To further ensure the safety of animals when they travel on United, we require animal shippers to follow the guidelines below:
- Pets must arrive at the designated airport drop-off area at least two hours prior to the scheduled flight's departure time.
- United requires that your pet have a health certificate issued by a veterinarian dated within 10 days of travel. A certificate is required for both your outbound and return flights. Please obtain a new health certificate for your return flight if you plan to travel later than the day the original certificate expires.
- Track a pet's itinerary online. Please have the air waybill number available.
- Kennels and crates must conform to IATA and USDA regulations.
- United supports the recommendation of the American Veterinarian Medical Association to not accept animals that have been sedated. United will not knowingly accept a dog or cat that has been sedated and accepts no liability for the death or sickness of an animal caused by any drug.
- United agents will use the Live Warm-Blooded Animal Acceptance Checklist (PDF: 92.2 KB) at the time you tender your pet. Please feel free to print it out and utilize it in the preparation of your pet for shipping.
- If you are shipping small or toy dog breeds that are younger than 12 weeks old and less than three pounds (approximately 1.5 kg), it is recommended that you take the following precautionary steps:
- Do not vaccinate or worm the puppy within three days of transport.
- Ensure that no other medical procedures are performed on the puppy within three days of transport.

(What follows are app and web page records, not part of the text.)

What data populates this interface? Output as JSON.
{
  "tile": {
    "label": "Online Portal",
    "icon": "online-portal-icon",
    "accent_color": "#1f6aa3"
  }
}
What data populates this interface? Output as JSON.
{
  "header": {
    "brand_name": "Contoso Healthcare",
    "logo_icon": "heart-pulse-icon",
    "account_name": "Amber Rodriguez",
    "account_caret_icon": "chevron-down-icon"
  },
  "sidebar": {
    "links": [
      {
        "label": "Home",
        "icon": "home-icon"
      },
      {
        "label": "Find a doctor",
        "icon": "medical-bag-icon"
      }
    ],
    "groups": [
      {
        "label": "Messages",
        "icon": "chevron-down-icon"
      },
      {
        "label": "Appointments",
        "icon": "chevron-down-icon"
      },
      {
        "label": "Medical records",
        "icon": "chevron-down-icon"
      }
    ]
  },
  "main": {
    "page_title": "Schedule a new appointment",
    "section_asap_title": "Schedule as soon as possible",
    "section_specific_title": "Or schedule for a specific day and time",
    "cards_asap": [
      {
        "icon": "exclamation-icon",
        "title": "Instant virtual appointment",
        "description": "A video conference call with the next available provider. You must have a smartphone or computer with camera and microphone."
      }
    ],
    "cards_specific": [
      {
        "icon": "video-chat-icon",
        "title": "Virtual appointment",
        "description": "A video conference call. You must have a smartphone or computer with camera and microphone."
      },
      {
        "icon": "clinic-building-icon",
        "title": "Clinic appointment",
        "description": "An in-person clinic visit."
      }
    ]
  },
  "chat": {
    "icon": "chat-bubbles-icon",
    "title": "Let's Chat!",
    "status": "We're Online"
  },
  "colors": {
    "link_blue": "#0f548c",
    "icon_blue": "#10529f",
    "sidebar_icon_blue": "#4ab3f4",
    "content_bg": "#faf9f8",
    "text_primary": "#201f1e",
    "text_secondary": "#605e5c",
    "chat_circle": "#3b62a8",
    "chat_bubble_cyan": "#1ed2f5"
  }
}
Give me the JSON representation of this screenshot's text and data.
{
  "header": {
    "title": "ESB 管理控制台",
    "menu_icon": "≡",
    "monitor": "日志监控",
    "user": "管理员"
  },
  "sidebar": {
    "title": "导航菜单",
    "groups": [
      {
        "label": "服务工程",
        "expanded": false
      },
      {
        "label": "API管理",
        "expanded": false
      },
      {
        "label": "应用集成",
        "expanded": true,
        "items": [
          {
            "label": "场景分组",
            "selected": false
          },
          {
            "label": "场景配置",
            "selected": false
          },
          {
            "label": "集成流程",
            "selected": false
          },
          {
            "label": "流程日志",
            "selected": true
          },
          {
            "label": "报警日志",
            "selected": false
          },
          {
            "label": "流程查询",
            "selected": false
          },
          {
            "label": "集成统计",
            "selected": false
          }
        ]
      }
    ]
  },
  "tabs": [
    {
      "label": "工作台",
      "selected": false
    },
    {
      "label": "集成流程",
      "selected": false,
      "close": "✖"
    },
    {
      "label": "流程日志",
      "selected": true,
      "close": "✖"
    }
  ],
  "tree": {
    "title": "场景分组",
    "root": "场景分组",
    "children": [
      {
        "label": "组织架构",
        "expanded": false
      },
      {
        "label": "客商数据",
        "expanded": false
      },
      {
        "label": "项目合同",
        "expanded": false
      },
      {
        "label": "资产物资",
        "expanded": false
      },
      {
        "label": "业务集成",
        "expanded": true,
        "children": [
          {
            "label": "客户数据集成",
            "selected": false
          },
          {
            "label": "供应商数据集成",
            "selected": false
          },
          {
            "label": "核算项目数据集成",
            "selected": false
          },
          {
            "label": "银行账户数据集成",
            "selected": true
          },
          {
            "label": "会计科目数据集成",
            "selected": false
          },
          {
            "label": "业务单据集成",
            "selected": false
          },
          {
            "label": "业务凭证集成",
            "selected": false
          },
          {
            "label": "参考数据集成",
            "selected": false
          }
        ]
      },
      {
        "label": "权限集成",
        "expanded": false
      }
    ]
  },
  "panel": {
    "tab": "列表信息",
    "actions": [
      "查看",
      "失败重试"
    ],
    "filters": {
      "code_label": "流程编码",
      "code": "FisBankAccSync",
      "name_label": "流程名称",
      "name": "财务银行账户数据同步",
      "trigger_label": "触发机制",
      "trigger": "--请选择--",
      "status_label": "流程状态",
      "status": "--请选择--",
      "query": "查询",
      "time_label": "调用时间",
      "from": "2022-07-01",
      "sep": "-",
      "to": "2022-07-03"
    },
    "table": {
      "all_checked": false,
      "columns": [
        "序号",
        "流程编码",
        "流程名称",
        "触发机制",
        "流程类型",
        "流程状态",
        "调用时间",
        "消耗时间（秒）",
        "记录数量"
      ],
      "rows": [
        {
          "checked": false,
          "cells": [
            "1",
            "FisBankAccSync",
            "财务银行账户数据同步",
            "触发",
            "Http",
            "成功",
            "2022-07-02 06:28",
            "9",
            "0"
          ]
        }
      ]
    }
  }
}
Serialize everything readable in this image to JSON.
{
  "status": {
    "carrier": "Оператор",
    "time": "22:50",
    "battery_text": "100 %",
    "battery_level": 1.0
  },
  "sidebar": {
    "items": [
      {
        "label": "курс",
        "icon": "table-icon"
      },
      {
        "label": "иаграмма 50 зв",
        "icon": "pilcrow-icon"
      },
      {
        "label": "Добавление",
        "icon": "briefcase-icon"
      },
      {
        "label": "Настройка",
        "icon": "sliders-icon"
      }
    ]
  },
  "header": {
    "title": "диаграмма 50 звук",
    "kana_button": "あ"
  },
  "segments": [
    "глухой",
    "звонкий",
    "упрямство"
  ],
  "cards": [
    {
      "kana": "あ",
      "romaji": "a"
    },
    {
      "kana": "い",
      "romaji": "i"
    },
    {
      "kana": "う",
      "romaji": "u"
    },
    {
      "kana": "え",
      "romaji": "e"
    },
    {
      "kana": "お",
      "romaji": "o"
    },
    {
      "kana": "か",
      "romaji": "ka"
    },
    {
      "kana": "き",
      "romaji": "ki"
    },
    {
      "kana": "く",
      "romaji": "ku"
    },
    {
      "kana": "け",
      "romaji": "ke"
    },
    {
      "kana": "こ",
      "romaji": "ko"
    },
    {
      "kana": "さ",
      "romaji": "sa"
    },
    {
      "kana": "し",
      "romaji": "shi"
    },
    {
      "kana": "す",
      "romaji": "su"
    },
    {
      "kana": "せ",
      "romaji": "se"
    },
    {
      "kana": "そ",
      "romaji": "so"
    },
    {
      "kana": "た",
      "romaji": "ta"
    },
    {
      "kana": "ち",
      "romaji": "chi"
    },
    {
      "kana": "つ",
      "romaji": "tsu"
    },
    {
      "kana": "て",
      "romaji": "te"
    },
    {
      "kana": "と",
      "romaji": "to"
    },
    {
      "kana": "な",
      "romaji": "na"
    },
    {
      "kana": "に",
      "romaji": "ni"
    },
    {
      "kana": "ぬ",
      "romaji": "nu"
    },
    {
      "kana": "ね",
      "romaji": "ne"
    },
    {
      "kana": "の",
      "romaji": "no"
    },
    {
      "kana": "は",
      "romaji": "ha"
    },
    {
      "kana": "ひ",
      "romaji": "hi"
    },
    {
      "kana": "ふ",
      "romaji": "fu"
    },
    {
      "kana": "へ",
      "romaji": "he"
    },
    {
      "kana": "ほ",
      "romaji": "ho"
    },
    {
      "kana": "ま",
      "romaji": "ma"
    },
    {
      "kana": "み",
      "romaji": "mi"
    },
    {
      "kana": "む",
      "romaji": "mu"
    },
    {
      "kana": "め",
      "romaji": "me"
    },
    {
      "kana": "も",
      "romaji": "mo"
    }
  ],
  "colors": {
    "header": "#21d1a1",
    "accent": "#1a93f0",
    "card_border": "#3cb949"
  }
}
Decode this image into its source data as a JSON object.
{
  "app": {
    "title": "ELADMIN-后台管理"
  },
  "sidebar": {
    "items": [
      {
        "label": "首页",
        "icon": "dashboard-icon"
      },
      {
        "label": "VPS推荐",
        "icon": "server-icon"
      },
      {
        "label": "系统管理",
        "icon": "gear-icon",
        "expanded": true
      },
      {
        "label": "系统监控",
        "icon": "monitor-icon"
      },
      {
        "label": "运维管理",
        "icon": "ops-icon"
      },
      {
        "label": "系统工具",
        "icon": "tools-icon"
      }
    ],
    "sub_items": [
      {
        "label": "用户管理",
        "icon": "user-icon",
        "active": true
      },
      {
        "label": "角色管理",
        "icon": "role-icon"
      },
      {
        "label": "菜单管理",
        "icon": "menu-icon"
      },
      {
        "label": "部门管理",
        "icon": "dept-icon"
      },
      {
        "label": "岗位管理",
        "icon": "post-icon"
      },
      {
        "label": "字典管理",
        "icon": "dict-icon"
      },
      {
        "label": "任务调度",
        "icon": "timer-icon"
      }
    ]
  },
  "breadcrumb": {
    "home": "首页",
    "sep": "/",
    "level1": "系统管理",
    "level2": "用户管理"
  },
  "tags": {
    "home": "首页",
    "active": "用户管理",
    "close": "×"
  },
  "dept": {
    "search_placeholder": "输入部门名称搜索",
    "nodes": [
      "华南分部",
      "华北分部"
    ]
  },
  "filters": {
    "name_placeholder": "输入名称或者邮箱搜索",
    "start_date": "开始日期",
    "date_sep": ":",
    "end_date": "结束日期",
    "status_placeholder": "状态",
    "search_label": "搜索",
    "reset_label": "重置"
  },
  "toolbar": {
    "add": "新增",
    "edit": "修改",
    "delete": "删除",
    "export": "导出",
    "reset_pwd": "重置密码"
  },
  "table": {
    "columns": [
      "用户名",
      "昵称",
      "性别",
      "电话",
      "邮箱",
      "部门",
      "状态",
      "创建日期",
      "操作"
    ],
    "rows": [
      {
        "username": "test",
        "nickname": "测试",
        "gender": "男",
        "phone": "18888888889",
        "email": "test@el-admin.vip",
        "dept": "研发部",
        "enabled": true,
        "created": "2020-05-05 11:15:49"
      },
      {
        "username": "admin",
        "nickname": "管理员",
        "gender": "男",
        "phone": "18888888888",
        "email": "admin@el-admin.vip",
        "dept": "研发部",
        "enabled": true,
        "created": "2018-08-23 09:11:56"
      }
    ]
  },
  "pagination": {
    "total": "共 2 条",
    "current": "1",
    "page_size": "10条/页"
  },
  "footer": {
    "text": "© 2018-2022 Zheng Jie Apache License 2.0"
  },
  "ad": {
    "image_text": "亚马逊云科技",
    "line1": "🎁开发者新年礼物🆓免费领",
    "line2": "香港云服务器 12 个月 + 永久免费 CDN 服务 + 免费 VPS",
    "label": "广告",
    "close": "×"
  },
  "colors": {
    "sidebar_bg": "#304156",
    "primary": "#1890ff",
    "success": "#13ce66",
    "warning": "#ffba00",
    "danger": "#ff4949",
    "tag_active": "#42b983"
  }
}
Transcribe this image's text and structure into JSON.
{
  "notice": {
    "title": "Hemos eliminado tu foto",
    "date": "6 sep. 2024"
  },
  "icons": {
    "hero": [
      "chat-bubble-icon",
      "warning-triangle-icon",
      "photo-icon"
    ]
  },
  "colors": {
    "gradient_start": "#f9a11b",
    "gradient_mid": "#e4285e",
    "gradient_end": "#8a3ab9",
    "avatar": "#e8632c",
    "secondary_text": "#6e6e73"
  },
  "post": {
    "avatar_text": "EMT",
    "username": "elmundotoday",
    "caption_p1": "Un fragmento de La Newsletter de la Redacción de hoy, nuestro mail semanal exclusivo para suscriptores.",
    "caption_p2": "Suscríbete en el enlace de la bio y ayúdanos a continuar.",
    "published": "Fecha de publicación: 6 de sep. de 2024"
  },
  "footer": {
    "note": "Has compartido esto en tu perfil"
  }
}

- Use honey or light Karo syrup for "carbohydrate loading" for the 24-hour period prior to shipping to help maintain glucose levels in the puppy while in transit. Lowered glucose levels in puppies can result in hypoglycemic episodes, including seizures and a reduction of body temperature, severely compromising the health of your pet.